AMA President-Elect at Springfield College
January 25, 2007
to Discuss Primary Health Care Crisis, Role of Prevention
SPRINGFIELD, Mass., Jan. 25, 2007 -- As Western Massachusetts experiences the increasing national shortage of physicians, Dr. Ronald M. Davis, president-elect of the American Medical Association, will speak to Springfield College students who are preparing for careers in health and medicine. The program will be open to the public on Wednesday, Jan. 31, 2007, at 10 a.m., in Appleton Auditorium, Fuller Arts Center, on the campus.
Davis, a preventive medicine specialist from East Lansing, Mich., has been a prominent voice on public health issues, including tobacco, obesity, dietary supplements, media violence, safety belts, and immunizations. He will become AMA president in June 2007.
Davis will speak to students in Springfield College’s School of Health Sciences & Rehabilitation Studies about changing and growing roles of professionals in preventive and primary health-care. More than 570 students at the college major in physician assistant studies, physical or occupational therapy, rehabilitation and disability studies, emergency medical services management, and pre-medicine.
According to William Susman, dean of the Springfield College School of Health Sciences & Rehabilitation Studies, “Dr. Davis’ insights are especially valuable now as all levels of providers are becoming more involved in preventive health-care. The shortage of primary care physicians has increased the roles of professionals in the fields for which we educate students. As our health care system becomes more effective in preventive care, we will ease the primary care crisis.
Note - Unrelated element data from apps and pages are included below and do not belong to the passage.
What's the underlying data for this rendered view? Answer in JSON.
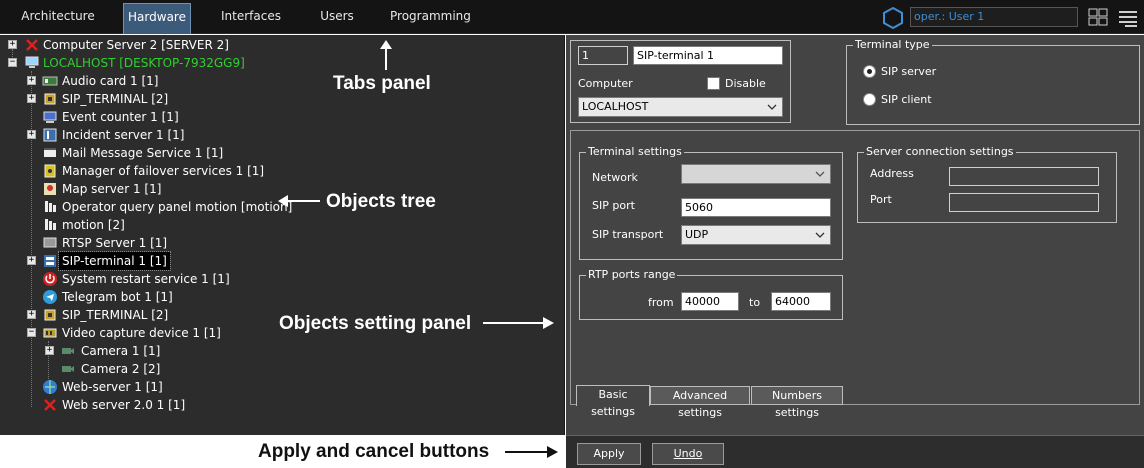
{
  "tabs": [
    {
      "label": "Architecture"
    },
    {
      "label": "Hardware"
    },
    {
      "label": "Interfaces"
    },
    {
      "label": "Users"
    },
    {
      "label": "Programming"
    }
  ],
  "user": {
    "value": "oper.: User 1"
  },
  "tree": [
    {
      "label": "Computer Server 2 [SERVER 2]",
      "icon": "red-cross-icon"
    },
    {
      "label": "LOCALHOST [DESKTOP-7932GG9]",
      "icon": "computer-icon"
    },
    {
      "label": "Audio card 1 [1]",
      "icon": "audio-card-icon"
    },
    {
      "label": "SIP_TERMINAL [2]",
      "icon": "chip-icon"
    },
    {
      "label": "Event counter 1 [1]",
      "icon": "monitor-icon"
    },
    {
      "label": "Incident server 1 [1]",
      "icon": "incident-server-icon"
    },
    {
      "label": "Mail Message Service 1 [1]",
      "icon": "mail-icon"
    },
    {
      "label": "Manager of failover services 1 [1]",
      "icon": "failover-icon"
    },
    {
      "label": "Map server 1 [1]",
      "icon": "map-icon"
    },
    {
      "label": "Operator query panel motion [motion]",
      "icon": "query-panel-icon"
    },
    {
      "label": "motion [2]",
      "icon": "motion-icon"
    },
    {
      "label": "RTSP Server 1 [1]",
      "icon": "rtsp-icon"
    },
    {
      "label": "SIP-terminal 1 [1]",
      "icon": "sip-terminal-icon"
    },
    {
      "label": "System restart service 1 [1]",
      "icon": "power-icon"
    },
    {
      "label": "Telegram bot 1 [1]",
      "icon": "telegram-icon"
    },
    {
      "label": "SIP_TERMINAL [2]",
      "icon": "chip-icon"
    },
    {
      "label": "Video capture device 1 [1]",
      "icon": "capture-card-icon"
    },
    {
      "label": "Camera 1 [1]",
      "icon": "camera-icon"
    },
    {
      "label": "Camera 2 [2]",
      "icon": "camera-icon"
    },
    {
      "label": "Web-server 1 [1]",
      "icon": "globe-icon"
    },
    {
      "label": "Web server 2.0 1 [1]",
      "icon": "red-cross-icon"
    }
  ],
  "object": {
    "id": "1",
    "name": "SIP-terminal 1"
  },
  "computer": {
    "label": "Computer",
    "value": "LOCALHOST",
    "disable_label": "Disable"
  },
  "terminal_type": {
    "title": "Terminal type",
    "options": [
      "SIP server",
      "SIP client"
    ]
  },
  "terminal_settings": {
    "title": "Terminal settings",
    "network_label": "Network",
    "network_value": "",
    "sip_port_label": "SIP port",
    "sip_port_value": "5060",
    "sip_transport_label": "SIP transport",
    "sip_transport_value": "UDP"
  },
  "server_connection": {
    "title": "Server connection settings",
    "address_label": "Address",
    "port_label": "Port"
  },
  "rtp": {
    "title": "RTP ports range",
    "from_label": "from",
    "from_value": "40000",
    "to_label": "to",
    "to_value": "64000"
  },
  "subtabs": [
    "Basic settings",
    "Advanced settings",
    "Numbers settings"
  ],
  "buttons": {
    "apply": "Apply",
    "undo": "Undo"
  },
  "annotations": {
    "tabs_panel": "Tabs panel",
    "objects_tree": "Objects tree",
    "objects_setting_panel": "Objects setting panel",
    "apply_cancel": "Apply and cancel buttons"
  },
  "colors": {
    "active_tab": "#3c5a7a",
    "tree_bg": "#2c2c2c",
    "panel_bg": "#444444",
    "localhost_green": "#2fd12f",
    "user_text": "#3f8fd6"
  }
}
This program promises to be an engaging public discussion with the incoming leader of the nation’s largest and most influential physician organization.”
Davis’ career as a public health official includes positions as medical director of the Michigan Department of Public Health and director of the Centers for Disease Control’s Office on Smoking and Health. Currently, he is director of the Center for Health Promotion and Disease Prevention at the Henry Ford Health System in Detroit.
Davis is a graduate of the University of Michigan. At the University of Chicago, he completed a master’s degree in public policy and a medical degree at the Pritzker School of Medicine. He is board certified in preventive medicine.
Springfield College’s School of Health Sciences & Rehabilitation Sciences offers bachelor’s and master’s degree programs. It also offers a post-professional program in occupational therapy and a six and a half-year combined bachelor’s/doctoral program in physical therapy. The college has agreements with several medical schools that guarantee acceptance of its qualified graduates. Earlier this year, the college launched a major renovation of its Schoo Hall, transforming it into a state-of-the-art science teaching facility. Schoo Hall reopened for classes on Jan. 17, 2007.
Springfield College students of health sciences serve internships or perform volunteer work related to their studies at Baystate and Mercy Medical centers, Providence and Shriner’s hospitals, state agencies, schools, health centers and clinics, insurance companies, and other venues. The college plans to continue to expand internships and learning through service.